▶ **What the task requires**
Repeat the records exactly, with one exception: no images.

Items from a dataset:
--------------------
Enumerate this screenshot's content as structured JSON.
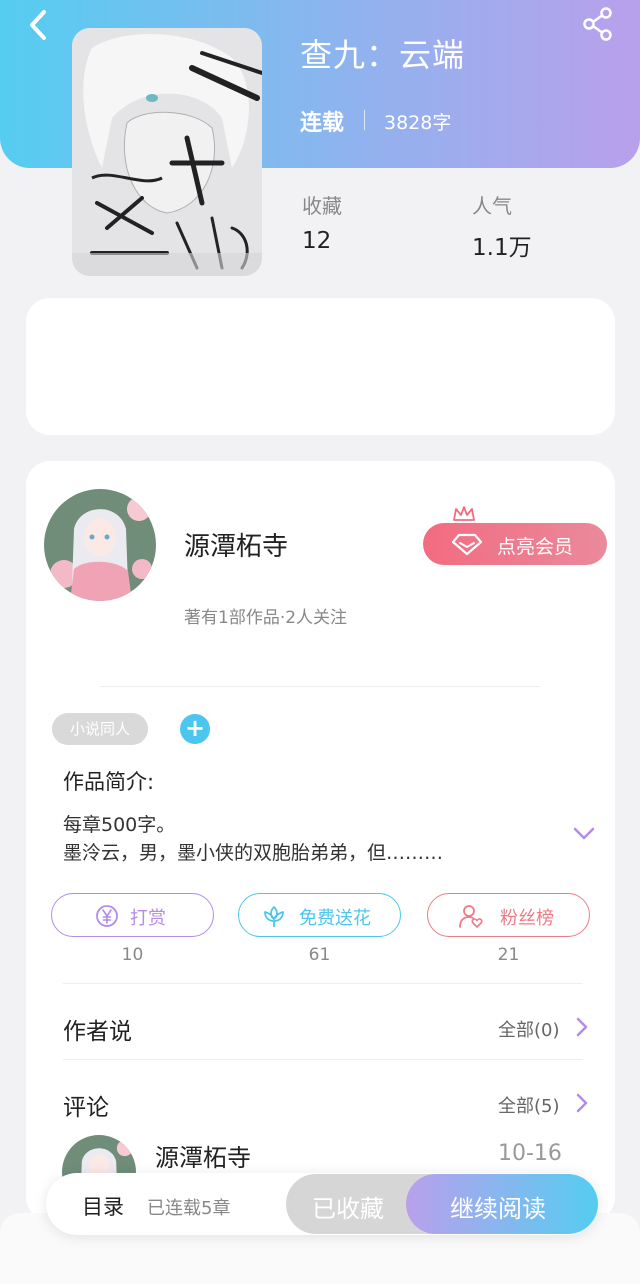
{
  "book": {
    "title": "查九：云端",
    "status": "连载",
    "word_count": "3828字",
    "favorites_label": "收藏",
    "favorites_value": "12",
    "popularity_label": "人气",
    "popularity_value": "1.1万"
  },
  "author": {
    "name": "源潭柘寺",
    "meta": "著有1部作品·2人关注",
    "vip_button": "点亮会员"
  },
  "tags": {
    "genre": "小说同人",
    "add_icon": "+"
  },
  "intro": {
    "heading": "作品简介:",
    "line1": "每章500字。",
    "line2": "墨泠云，男，墨小侠的双胞胎弟弟，但………"
  },
  "actions": [
    {
      "label": "打赏",
      "count": "10",
      "icon": "yen-coin-icon",
      "color": "#b48be6"
    },
    {
      "label": "免费送花",
      "count": "61",
      "icon": "flower-icon",
      "color": "#4cc6ee"
    },
    {
      "label": "粉丝榜",
      "count": "21",
      "icon": "user-heart-icon",
      "color": "#ee7b85"
    }
  ],
  "author_says": {
    "title": "作者说",
    "link": "全部(0)"
  },
  "comments": {
    "title": "评论",
    "link": "全部(5)",
    "items": [
      {
        "name": "源潭柘寺",
        "date": "10-16"
      }
    ]
  },
  "bottom": {
    "toc": "目录",
    "toc_sub": "已连载5章",
    "collected": "已收藏",
    "continue": "继续阅读"
  },
  "colors": {
    "header_start": "#55cdf0",
    "header_end": "#b9a0ec",
    "vip": "#f36b80",
    "accent_blue": "#4cc6ee",
    "accent_purple": "#b48be6"
  }
}
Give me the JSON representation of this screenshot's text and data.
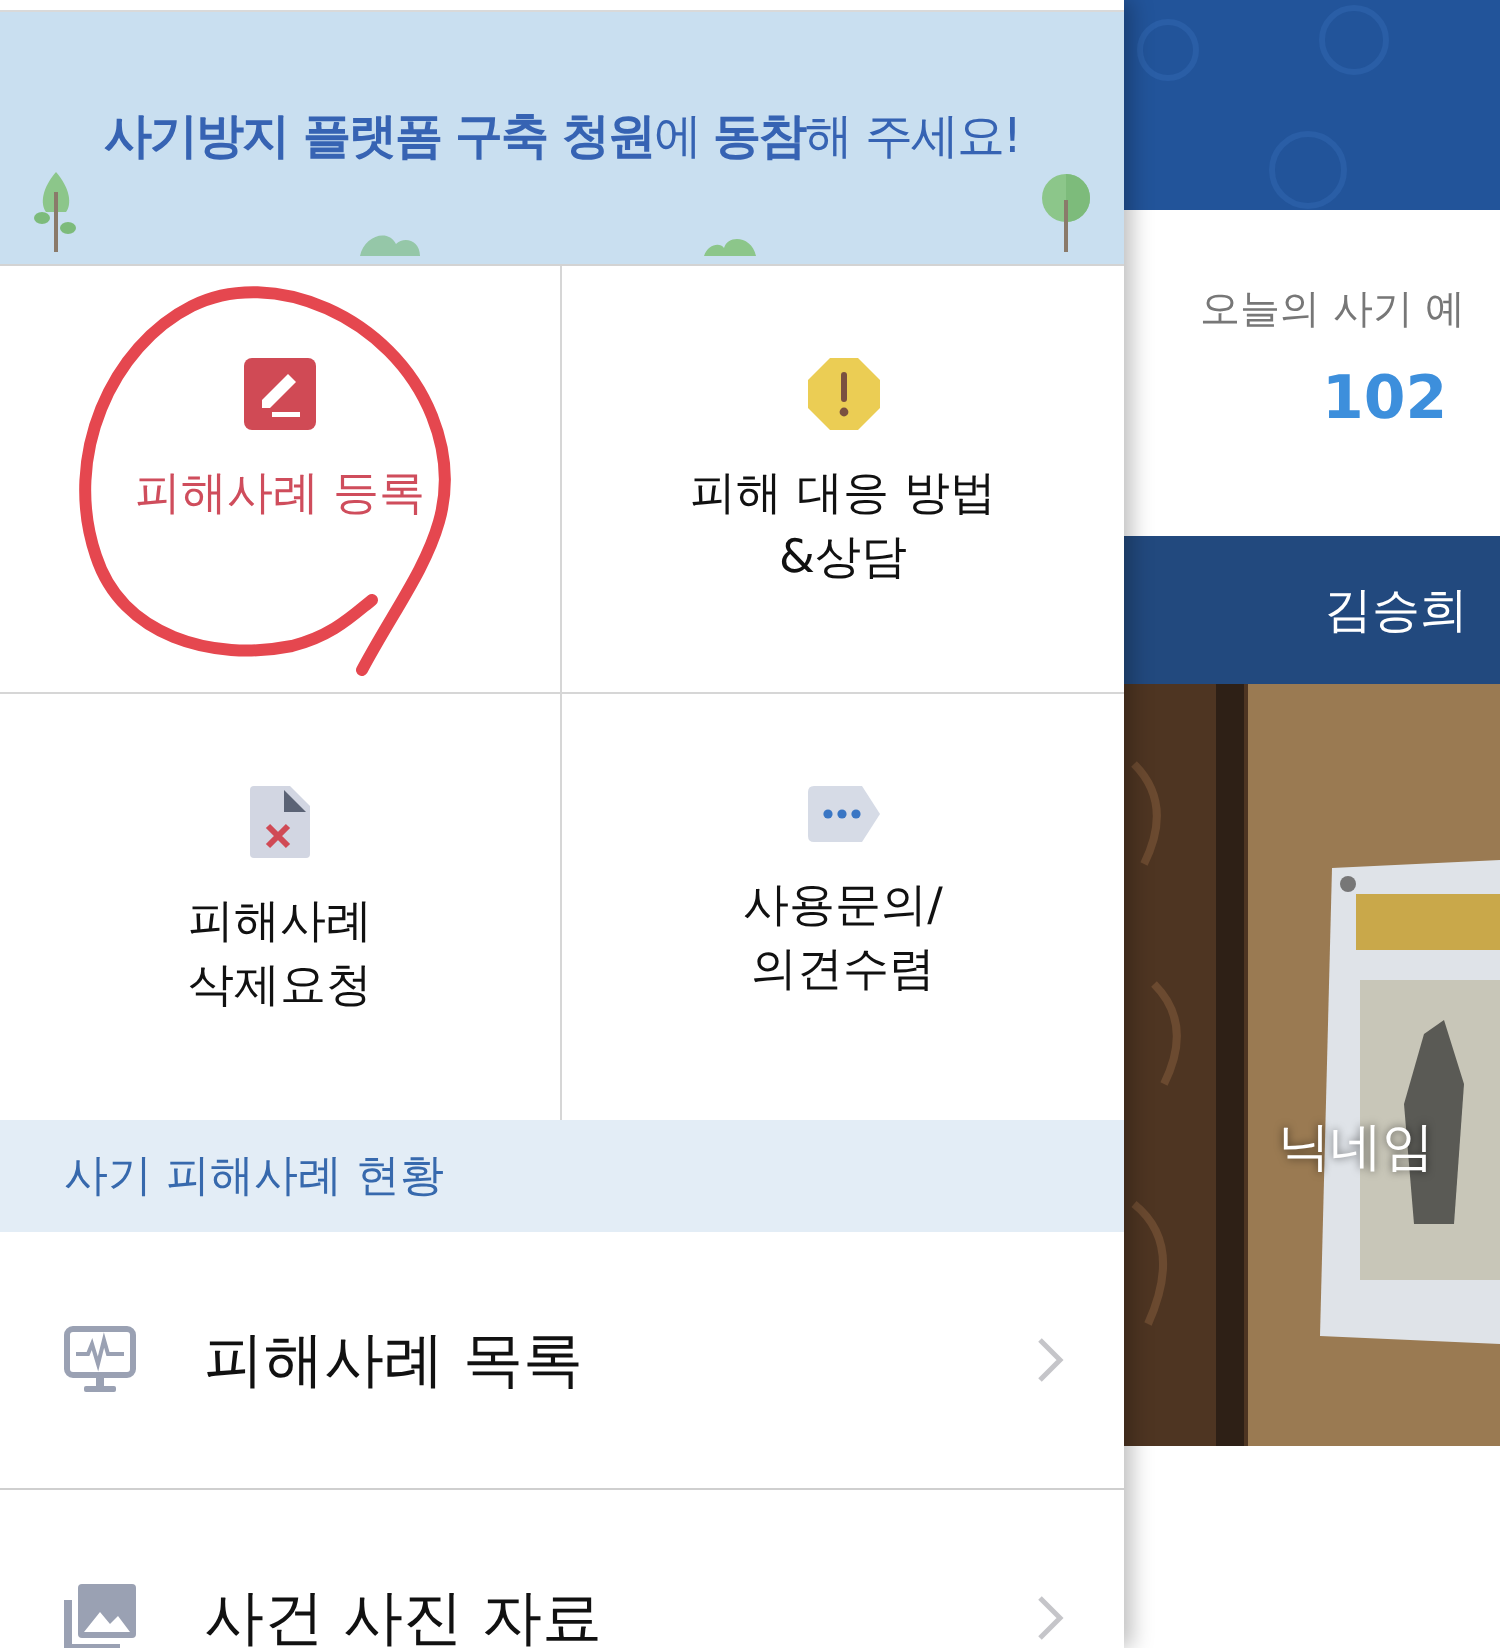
{
  "banner": {
    "text": "**사기방지 플랫폼 구축 청원**에 **동참**해 주세요!"
  },
  "tiles": [
    {
      "kind": "edit",
      "label": "피해사례 등록",
      "selected": true
    },
    {
      "kind": "warning",
      "label": "피해 대응 방법\n&상담",
      "selected": false
    },
    {
      "kind": "delete-doc",
      "label": "피해사례\n삭제요청",
      "selected": false
    },
    {
      "kind": "chat",
      "label": "사용문의/\n의견수렴",
      "selected": false
    }
  ],
  "section": {
    "title": "사기 피해사례 현황"
  },
  "menu": [
    {
      "kind": "monitor",
      "label": "피해사례 목록"
    },
    {
      "kind": "photos",
      "label": "사건 사진 자료"
    }
  ],
  "background_page": {
    "caption": "오늘의 사기 예",
    "count": "102",
    "banner": "김승희",
    "picture_caption": "닉네임"
  }
}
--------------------
▶ **Response to this task**
Enumerate this screenshot's content as structured JSON.
{
  "book": {
    "title": "查九：云端",
    "status": "连载",
    "word_count": "3828字",
    "favorites_label": "收藏",
    "favorites_value": "12",
    "popularity_label": "人气",
    "popularity_value": "1.1万"
  },
  "author": {
    "name": "源潭柘寺",
    "meta": "著有1部作品·2人关注",
    "vip_button": "点亮会员"
  },
  "tags": {
    "genre": "小说同人",
    "add_icon": "+"
  },
  "intro": {
    "heading": "作品简介:",
    "line1": "每章500字。",
    "line2": "墨泠云，男，墨小侠的双胞胎弟弟，但………"
  },
  "actions": [
    {
      "label": "打赏",
      "count": "10",
      "icon": "yen-coin-icon",
      "color": "#b48be6"
    },
    {
      "label": "免费送花",
      "count": "61",
      "icon": "flower-icon",
      "color": "#4cc6ee"
    },
    {
      "label": "粉丝榜",
      "count": "21",
      "icon": "user-heart-icon",
      "color": "#ee7b85"
    }
  ],
  "author_says": {
    "title": "作者说",
    "link": "全部(0)"
  },
  "comments": {
    "title": "评论",
    "link": "全部(5)",
    "items": [
      {
        "name": "源潭柘寺",
        "date": "10-16"
      }
    ]
  },
  "bottom": {
    "toc": "目录",
    "toc_sub": "已连载5章",
    "collected": "已收藏",
    "continue": "继续阅读"
  },
  "colors": {
    "header_start": "#55cdf0",
    "header_end": "#b9a0ec",
    "vip": "#f36b80",
    "accent_blue": "#4cc6ee",
    "accent_purple": "#b48be6"
  }
}
Give me the JSON representation of this screenshot's text and data.
{
  "banner": {
    "text": "**사기방지 플랫폼 구축 청원**에 **동참**해 주세요!"
  },
  "tiles": [
    {
      "kind": "edit",
      "label": "피해사례 등록",
      "selected": true
    },
    {
      "kind": "warning",
      "label": "피해 대응 방법\n&상담",
      "selected": false
    },
    {
      "kind": "delete-doc",
      "label": "피해사례\n삭제요청",
      "selected": false
    },
    {
      "kind": "chat",
      "label": "사용문의/\n의견수렴",
      "selected": false
    }
  ],
  "section": {
    "title": "사기 피해사례 현황"
  },
  "menu": [
    {
      "kind": "monitor",
      "label": "피해사례 목록"
    },
    {
      "kind": "photos",
      "label": "사건 사진 자료"
    }
  ],
  "background_page": {
    "caption": "오늘의 사기 예",
    "count": "102",
    "banner": "김승희",
    "picture_caption": "닉네임"
  }
}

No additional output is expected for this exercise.